Consent and Alcohol

Make sure you understand what consent is...

C20-0119_Safer Students_Messaging_Social Media_Consent.pngPlease take consent seriously. All universities work hard to provide a safe and enjoyable environment for students, especially during freshers’ week, and we want you to have a great time. You may well be partying, meeting new people, enjoying a drink. When alcohol is involved, there can be occasions when you need to think about how your actions (or inactions) matter, and how others might be affected.

Alcohol and other intoxicants

This Crown Prosecution Service guidance explains the issues and specifically addresses “voluntary intoxication” as one of the factors that can diminish the capacity to make choices – and therefore, make consent impossible. The capacity to consent can evaporate well before someone is drunk or intoxicated enough to lose consciousness.

Is this rape?

The BBC have produced an excellent hour-long documentary.
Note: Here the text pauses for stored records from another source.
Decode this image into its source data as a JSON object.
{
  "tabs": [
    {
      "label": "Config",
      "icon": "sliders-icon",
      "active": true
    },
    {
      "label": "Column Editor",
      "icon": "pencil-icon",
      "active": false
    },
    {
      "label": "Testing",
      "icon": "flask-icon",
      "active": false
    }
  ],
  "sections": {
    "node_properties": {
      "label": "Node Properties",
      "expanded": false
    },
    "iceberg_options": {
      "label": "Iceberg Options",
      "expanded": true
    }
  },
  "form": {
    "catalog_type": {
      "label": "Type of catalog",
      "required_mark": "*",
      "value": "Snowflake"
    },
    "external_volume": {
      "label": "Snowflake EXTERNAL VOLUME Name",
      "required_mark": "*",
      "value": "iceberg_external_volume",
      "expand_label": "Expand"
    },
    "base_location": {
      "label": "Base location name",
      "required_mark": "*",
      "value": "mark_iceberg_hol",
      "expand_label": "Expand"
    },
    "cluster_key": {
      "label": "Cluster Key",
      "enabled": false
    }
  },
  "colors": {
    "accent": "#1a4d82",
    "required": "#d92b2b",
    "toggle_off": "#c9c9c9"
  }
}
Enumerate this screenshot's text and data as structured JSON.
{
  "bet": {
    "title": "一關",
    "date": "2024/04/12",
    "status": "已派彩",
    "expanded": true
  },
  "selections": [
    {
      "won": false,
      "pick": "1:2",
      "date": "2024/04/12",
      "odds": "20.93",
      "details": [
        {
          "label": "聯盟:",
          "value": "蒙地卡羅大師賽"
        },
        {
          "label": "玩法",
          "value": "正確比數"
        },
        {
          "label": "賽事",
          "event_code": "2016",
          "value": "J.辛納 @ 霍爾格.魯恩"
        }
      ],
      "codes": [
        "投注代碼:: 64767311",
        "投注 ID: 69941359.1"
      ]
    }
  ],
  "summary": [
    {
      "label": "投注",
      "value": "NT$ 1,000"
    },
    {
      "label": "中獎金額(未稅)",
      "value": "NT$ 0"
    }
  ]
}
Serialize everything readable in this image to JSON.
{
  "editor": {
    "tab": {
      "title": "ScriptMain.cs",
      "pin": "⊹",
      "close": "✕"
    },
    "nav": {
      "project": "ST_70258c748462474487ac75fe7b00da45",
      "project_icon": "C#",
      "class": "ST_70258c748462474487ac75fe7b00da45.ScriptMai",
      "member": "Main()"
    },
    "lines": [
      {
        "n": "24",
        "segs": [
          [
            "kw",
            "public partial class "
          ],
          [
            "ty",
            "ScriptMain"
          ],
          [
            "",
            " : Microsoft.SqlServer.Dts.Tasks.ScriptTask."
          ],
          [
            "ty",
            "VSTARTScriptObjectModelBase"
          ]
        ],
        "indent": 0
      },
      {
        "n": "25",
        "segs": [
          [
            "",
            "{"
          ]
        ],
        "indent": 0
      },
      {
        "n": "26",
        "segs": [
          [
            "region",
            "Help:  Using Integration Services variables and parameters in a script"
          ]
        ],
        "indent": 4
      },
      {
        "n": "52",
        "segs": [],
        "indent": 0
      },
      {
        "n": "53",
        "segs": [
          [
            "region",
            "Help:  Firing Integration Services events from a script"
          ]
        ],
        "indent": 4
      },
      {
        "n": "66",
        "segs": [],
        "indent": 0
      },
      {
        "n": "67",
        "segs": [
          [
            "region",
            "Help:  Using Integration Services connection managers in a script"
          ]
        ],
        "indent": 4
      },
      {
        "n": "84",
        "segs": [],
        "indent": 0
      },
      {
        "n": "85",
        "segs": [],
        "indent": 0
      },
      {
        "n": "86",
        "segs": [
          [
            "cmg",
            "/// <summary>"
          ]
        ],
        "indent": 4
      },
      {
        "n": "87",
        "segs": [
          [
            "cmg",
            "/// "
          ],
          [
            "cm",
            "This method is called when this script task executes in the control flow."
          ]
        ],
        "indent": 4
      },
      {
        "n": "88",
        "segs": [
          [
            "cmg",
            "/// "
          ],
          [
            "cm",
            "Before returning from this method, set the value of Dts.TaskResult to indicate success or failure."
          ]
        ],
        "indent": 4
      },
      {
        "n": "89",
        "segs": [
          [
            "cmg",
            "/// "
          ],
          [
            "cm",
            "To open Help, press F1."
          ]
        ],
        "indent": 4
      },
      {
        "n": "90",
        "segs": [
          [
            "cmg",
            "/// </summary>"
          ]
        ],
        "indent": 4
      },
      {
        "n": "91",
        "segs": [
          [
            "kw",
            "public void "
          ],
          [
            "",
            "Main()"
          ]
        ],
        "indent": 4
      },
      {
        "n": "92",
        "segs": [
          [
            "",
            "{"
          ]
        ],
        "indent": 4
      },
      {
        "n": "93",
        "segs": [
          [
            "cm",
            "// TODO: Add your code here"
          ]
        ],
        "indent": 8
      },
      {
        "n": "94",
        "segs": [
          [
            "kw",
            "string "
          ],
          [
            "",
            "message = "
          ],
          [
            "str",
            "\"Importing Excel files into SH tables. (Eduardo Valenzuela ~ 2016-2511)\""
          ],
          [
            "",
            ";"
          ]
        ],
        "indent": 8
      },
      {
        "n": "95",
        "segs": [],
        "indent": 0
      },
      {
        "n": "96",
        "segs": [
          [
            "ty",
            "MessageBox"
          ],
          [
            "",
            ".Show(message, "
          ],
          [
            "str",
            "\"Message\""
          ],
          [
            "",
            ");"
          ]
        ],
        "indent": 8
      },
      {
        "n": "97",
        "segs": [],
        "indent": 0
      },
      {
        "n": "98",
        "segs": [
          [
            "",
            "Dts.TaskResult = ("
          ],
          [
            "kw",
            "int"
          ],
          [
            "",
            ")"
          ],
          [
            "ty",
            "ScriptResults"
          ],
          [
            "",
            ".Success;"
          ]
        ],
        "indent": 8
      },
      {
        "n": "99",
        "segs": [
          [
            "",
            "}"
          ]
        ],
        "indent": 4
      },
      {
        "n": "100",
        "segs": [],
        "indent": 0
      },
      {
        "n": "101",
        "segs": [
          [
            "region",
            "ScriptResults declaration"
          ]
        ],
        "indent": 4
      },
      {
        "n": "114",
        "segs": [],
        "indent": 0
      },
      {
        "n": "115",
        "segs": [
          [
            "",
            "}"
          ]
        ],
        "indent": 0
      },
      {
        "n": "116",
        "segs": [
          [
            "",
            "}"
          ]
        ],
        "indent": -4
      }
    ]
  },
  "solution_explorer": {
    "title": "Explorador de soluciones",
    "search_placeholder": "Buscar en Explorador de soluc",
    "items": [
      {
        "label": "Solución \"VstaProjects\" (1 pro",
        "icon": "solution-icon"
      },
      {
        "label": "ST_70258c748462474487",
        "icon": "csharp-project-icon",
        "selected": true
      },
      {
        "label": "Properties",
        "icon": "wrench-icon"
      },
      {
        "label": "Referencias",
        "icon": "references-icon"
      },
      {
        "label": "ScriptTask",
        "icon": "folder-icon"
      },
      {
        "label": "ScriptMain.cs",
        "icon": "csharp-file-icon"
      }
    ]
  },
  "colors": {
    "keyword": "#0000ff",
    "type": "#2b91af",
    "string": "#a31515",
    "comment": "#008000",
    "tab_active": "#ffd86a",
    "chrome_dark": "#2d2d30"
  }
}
To find out what British young people understand about rape and consent, 24 teenagers were shown a short reenactment about a sexual encounter and asked for their interpretation whether it was consensual sex or if a crime had been committed.

BBC Documentary: Is this rape?

Due to the subject matter, the Is this rape? video can be challenging to watch. You will need a valid university login to be able to view it. It is only available to enrolled students or staff.

Trust and situational awareness

The Knowledge is Power video has a few tips:

  • Don’t trust strangers.
  • Don’t leave your drink unattended (or accept drinks from others if you haven’t seen it poured).
  • Most importantly, look out for your friends, especially if they become vulnerable.

The main message of the video is that it’s important to keep personal safety in mind at all times during a party. 

The way home is not the only risk factor. 

Background: how big are the risks?

It’s an oft-quoted statistic that “one in four” women students experience a sexual assault during the duration of their university course. The source of this figure is the Hidden Marks report, which is based on a survey of female students.

'Sexual assault’ is a term that covers a variety of offences. Any unwanted touch (such as groping or kissing) is covered by the phrase, as are very serious assaults such as rape. For a breakdown of figures, see pages 16 and 17 of the Hidden Marks Report.

Fortunately, the likelihood of becoming a victim of rape or attempted rape while studying at university is much lower than the “one in four” figure that is often mentioned.

The Hidden Marks report revealed several other facts of relevance:

  • Serious sexual assaults (such as rape) mostly involved perpetrators who were known to the victims: acquaintances, friends or (ex-)boyfriends
  • Less serious assaults (such as groping) mostly involved strangers, and in many cases took place in public locations, such as nightclubs.
  • Students were more likely to be the victims of an incident in their first or second year of study than in later years.

“Stranger danger” shouldn’t be ignored, but tragically, the bigger danger is people who don’t understand sexual consent properly.